My cousins wife, and her new daughter-in-law took me around the thriving small market town and showed me modern goods as well as traditional stalls of kitchenware, garments, handbags, shoes and beauty parlours. This market town sold everything and at the end of the street was a big fruit and veg market, which we visited every day, so the food was always fresh. We always had fresh coconut juice from the big green coconuts. I really enjoyed this market town and every day there was so much to see.
I often went to Jullunder City Centre on the scooter with my neice Kimmi. She showed me the new western designer shops and new shopping malls and I saw loads of pizza and burger places, so different to five years ago. It was becoming so modern, and as a result the smaller traders and markets were being pushed out. I also noticed that everything was very high tech, it appears that India very much wants to mimic Engand and America. This is apparent from watching Indian television, with soap operas and ads. Fortunately we could still come across, smaller shops and stalls and street sellers, selling wonderful fabrics, spices, bangles and hand carved furniture. There are still lots of old buildings, with huge wooden doors and petal shaped windows as well as lots of old temples.
My visit to the Himalayan mountains in Himachal to see yet another family was wonderful. It was a four hour journey by car, every view was spectacular, with lots of white faced monkeys sitting on the side of the road waiting to be fed. The weather was much cooler too, which made a delightful change from the heat and pollution of Punjab. My cousin’s house overlooked a huge field full of wild flowers with a pond in the centre. From the back of her small house you could see the white diamond shaped mountains covered in snow, and you felt that you could touch them. It was here that I visited Dharmshala which is surrounded by cedar forests on the edge of the Himalays and is the home to the Dalai Lama and saw many beautiful Tibetan temples and monasteries. I also visited a place nearby called Achar Kund Dham.
Devotees visit this Hindu Temple and bathe in the waterfall located at the top of the temple to seek fulfilment and relief from disease. My mother made a trek from Punjab and bathed at this holy place when she was pregnant with me. She had lost two babies before me and was advised by a guru to go to ensure that I survived. So as you can imagine it was a very emotional trip for me and I stood next to the waterfall, feeling the cold splashes of water on my feet and cheeks and feeling my mothers prescence.

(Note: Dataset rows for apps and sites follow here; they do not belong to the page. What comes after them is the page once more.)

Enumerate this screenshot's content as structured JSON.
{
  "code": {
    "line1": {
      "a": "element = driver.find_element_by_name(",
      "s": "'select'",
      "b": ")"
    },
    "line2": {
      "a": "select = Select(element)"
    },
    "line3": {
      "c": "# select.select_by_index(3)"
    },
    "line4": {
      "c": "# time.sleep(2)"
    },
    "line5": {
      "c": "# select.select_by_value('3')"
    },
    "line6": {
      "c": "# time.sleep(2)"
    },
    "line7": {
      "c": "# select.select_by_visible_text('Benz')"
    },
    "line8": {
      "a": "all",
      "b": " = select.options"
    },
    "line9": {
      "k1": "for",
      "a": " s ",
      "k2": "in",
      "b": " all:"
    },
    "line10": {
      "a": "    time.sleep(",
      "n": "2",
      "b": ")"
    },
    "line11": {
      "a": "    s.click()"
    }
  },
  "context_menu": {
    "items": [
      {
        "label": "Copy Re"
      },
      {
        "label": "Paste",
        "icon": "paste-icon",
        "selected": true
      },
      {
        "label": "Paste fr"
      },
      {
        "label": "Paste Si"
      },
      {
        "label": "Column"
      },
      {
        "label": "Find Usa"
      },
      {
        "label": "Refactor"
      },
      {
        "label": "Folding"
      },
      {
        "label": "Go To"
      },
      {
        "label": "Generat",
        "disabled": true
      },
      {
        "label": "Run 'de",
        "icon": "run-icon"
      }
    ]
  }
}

My mother then soon after made the journey by ship to England. Very recently and out of the blue, a BBC film producer contacted me to ask if I would take part in a three part documentary called ‘Passenger’ which is about how Indian families arrived by ship to the UK to settle and stories of how they did this. The BBC had found my mothers name and my name as well as my younger brother on the 1957 Passenger List of the Batory ship which sailed from India to England. This was so exciting, as my brother and I were filmed, outside our old house in Bootle, Liverpool, the Liverpool docks, and our local beach where my dad used to sell ice cream. Our parents would have been so proud of us being part of this important historical documentary. It will be shown on BBC in July or August, so do look out for the journey of the Burman family!
Ashra Kumari Burman